Aztec Ruins National Monument is joining more than 100 organizations worldwide to mark National Archaeology Day on Saturday.
“Excavation here, which was done from 1916 into the early 1920s, is no longer being carried out,” Ranger Lauren Blacik said Monday. “But preservation is being done full time.”
The main ruins contain about 400 rooms, with some sections still standing three stories tall, Blacik said.
The monument is operated by the National Park Service.
Ancestral Puebloans, the forebearers of more than a dozen modern tribes, including the Hopi, Acoma, Zuni and Laguna, began building their Great House in the early 1100s, Blacik said.
Then in the late 1200s, they migrated for unknown reasons – but perhaps for drought and its wider impacts, Blacik said.
Modern Native Americans say migration is part of their culture, Blacik said.
“They say, ‘We leave footprints,’” Blacik said.
Today, archaeologists do research on artifact recovery and masons work full time to stabilize walls.
Modern tools allow researchers to glean much more information from ruin artifacts than has been available, Laurie Reed, an on-site archaeologist said Monday.
“Scientific tests allow us to gather a lot of information,” she said. “Chemical tests can determine the makeup of clay and the source of material used in chip-stone tools,” Reed said. “We have techniques to identify residue on pottery or tell what kind of food they processed.”
Aztec Ruins was declared a national monument in 1923. Its 90th birthday will be marked Jan. 24.
Hands-on activities Saturday to familiarize the public with modern archaeological research are planned from 10 a.m. to 2 p.m.
Among the activities will be a simulated excavation, a simulated survey to show how sites and artifacts are identified on the ground, a pottery building demonstration and simulated laboratory work.
The activities, suitable for children as well as adults, are free, but there is a $5 fee for tours led by an archaeologist to the West Ruin at 11 a.m. and 1 p.m.

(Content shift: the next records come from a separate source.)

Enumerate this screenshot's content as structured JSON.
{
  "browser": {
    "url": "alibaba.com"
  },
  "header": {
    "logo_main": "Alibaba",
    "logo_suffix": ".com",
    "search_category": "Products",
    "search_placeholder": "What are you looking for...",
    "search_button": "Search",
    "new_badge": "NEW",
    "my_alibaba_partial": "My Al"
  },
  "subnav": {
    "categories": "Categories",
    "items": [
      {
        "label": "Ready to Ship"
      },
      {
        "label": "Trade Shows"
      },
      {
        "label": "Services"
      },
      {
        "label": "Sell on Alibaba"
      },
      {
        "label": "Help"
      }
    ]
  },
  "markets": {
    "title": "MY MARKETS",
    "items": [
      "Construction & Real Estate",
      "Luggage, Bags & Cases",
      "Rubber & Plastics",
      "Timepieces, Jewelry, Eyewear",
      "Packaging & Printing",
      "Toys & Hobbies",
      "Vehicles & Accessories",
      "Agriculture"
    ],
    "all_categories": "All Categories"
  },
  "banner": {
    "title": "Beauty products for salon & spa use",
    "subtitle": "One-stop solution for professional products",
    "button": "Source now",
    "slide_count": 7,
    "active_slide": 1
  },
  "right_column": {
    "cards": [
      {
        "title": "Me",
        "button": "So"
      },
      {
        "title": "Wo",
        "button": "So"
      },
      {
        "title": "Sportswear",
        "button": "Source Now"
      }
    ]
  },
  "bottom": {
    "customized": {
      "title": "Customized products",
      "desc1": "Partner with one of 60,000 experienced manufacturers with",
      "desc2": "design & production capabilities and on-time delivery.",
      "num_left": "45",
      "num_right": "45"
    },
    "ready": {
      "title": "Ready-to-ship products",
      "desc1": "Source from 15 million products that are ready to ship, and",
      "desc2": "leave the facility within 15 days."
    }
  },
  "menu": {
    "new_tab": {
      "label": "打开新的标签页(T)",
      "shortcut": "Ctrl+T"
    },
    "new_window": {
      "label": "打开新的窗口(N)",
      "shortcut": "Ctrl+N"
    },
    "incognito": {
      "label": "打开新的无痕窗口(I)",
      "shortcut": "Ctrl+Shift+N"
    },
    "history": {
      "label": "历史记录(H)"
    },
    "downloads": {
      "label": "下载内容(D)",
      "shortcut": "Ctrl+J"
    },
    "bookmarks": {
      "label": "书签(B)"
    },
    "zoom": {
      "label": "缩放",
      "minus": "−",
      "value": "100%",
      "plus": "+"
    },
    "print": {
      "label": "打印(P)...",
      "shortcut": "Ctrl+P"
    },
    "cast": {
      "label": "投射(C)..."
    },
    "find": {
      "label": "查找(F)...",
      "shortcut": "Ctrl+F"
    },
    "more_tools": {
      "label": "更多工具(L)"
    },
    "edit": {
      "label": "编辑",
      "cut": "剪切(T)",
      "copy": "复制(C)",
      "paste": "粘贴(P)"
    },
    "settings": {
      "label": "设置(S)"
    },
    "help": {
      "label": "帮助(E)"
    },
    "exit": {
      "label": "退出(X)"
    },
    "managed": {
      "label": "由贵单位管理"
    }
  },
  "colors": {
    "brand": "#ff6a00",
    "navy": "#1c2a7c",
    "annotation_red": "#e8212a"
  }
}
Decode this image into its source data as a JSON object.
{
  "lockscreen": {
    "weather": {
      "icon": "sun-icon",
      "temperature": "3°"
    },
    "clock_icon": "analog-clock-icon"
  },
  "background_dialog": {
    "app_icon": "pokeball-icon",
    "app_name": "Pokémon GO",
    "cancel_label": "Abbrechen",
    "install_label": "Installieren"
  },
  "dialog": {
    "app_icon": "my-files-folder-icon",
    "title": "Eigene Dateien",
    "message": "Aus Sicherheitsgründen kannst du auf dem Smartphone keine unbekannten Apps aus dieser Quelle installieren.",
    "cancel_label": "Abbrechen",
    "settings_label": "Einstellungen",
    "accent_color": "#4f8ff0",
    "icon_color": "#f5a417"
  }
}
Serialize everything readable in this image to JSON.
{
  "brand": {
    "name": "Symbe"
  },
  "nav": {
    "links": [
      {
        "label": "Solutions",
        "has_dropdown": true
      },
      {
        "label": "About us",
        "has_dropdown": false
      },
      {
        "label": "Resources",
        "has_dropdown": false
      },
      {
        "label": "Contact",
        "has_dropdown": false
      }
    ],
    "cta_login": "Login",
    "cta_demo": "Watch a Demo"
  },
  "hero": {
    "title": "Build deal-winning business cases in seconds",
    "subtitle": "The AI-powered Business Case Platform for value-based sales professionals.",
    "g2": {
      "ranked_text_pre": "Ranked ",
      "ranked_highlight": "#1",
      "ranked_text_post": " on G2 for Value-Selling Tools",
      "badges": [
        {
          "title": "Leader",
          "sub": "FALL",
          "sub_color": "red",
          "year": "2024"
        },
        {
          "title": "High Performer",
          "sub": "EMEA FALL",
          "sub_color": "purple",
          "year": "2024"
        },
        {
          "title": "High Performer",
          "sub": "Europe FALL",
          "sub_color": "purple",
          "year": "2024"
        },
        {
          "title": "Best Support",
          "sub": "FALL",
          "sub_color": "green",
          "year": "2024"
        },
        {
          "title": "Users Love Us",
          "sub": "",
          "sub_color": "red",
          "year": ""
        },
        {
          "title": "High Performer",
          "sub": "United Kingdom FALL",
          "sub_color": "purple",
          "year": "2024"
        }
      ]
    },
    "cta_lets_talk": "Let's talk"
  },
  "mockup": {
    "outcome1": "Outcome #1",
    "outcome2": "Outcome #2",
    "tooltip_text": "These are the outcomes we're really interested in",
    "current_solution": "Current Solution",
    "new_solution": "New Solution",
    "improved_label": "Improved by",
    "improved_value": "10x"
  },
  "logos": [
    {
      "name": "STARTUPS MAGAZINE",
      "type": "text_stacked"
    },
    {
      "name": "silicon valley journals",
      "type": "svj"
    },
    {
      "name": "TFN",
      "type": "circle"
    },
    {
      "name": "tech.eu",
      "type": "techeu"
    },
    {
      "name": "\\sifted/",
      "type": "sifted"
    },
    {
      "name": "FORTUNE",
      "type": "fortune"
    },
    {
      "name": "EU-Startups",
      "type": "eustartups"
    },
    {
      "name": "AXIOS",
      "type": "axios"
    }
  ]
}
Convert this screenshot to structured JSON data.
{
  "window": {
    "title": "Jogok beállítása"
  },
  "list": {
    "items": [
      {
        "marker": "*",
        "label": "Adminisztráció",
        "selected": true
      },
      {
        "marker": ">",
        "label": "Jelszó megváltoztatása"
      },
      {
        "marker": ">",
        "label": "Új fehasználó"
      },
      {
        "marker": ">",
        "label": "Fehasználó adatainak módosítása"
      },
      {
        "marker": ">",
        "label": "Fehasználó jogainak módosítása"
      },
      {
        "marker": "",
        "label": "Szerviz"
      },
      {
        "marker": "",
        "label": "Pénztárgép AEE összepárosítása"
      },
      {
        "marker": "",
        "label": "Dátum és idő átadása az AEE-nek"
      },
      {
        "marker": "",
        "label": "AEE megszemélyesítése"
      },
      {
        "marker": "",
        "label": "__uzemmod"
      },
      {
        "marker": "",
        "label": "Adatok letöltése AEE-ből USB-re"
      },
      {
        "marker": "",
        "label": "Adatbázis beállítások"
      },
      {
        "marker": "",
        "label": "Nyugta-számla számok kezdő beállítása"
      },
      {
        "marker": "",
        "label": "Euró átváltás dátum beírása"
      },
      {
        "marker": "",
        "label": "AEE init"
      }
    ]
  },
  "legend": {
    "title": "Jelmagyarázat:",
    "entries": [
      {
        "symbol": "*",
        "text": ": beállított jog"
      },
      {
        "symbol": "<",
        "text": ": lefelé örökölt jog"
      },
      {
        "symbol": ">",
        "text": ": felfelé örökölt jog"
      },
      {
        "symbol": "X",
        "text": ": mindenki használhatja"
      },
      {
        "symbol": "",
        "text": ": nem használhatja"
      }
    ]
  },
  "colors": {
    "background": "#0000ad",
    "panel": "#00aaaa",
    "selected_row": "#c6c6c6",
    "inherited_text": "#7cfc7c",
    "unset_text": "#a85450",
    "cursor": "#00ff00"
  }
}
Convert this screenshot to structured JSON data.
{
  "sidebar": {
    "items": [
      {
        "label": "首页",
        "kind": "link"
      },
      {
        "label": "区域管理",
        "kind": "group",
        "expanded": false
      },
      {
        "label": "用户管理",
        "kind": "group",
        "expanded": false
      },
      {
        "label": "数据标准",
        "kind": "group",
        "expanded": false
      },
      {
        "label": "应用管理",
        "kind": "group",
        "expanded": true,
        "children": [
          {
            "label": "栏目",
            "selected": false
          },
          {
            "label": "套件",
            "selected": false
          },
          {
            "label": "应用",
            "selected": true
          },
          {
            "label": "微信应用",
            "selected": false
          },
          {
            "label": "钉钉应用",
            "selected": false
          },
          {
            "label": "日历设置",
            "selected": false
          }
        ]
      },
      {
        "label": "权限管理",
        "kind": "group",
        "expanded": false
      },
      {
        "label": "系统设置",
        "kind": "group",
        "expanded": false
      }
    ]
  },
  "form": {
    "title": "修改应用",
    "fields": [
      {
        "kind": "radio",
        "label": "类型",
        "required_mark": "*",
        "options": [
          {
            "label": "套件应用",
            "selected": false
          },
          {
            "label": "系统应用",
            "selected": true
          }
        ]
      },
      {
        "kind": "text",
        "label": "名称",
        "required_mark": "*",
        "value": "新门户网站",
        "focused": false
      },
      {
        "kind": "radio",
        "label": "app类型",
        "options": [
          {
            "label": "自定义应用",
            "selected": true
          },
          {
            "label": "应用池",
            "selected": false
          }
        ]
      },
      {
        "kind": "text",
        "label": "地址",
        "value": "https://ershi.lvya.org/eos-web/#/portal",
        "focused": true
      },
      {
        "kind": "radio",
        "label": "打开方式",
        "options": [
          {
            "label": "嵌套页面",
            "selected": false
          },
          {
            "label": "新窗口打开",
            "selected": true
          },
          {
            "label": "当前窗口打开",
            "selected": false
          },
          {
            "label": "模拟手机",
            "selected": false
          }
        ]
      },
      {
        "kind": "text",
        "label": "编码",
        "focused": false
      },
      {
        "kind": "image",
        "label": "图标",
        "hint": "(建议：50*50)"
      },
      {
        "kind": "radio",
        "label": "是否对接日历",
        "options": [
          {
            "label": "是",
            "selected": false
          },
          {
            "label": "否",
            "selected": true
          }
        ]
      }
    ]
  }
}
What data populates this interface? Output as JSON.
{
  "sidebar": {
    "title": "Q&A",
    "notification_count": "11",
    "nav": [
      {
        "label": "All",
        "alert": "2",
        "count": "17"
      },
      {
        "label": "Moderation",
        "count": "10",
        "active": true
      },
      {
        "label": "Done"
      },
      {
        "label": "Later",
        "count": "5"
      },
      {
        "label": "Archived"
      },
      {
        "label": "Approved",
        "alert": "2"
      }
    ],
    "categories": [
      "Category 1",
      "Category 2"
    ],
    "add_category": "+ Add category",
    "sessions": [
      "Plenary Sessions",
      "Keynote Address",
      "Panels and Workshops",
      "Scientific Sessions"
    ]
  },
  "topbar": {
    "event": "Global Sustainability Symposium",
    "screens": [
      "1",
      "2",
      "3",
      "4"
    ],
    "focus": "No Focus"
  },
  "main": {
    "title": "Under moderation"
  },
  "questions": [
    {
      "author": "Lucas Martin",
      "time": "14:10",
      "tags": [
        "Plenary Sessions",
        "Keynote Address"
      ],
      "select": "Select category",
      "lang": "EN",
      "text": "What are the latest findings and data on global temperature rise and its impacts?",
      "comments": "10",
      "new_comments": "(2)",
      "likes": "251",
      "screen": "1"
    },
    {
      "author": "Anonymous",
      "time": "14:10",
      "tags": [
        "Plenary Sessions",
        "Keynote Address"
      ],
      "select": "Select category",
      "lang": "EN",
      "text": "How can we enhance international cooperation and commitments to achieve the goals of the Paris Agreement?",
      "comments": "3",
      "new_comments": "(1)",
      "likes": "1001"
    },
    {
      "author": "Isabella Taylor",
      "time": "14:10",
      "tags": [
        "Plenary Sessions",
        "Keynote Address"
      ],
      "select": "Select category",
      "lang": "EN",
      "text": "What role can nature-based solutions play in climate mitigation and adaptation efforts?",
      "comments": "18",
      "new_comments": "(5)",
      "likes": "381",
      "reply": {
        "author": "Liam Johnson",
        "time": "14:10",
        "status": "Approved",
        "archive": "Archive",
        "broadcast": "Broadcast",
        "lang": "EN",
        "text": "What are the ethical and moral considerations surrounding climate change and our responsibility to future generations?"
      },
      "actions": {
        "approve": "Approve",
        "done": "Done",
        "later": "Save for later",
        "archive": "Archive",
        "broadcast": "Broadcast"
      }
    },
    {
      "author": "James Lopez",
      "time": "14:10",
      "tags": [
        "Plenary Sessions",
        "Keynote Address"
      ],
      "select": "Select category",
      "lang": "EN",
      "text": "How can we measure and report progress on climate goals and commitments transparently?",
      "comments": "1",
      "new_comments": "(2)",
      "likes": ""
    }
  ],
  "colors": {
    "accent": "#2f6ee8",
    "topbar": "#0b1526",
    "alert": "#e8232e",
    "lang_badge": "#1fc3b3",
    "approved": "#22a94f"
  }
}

This is the first time that Aztec Ruins National Monument has hosted such an event, which is sponsored by the Archaeological Institute of America.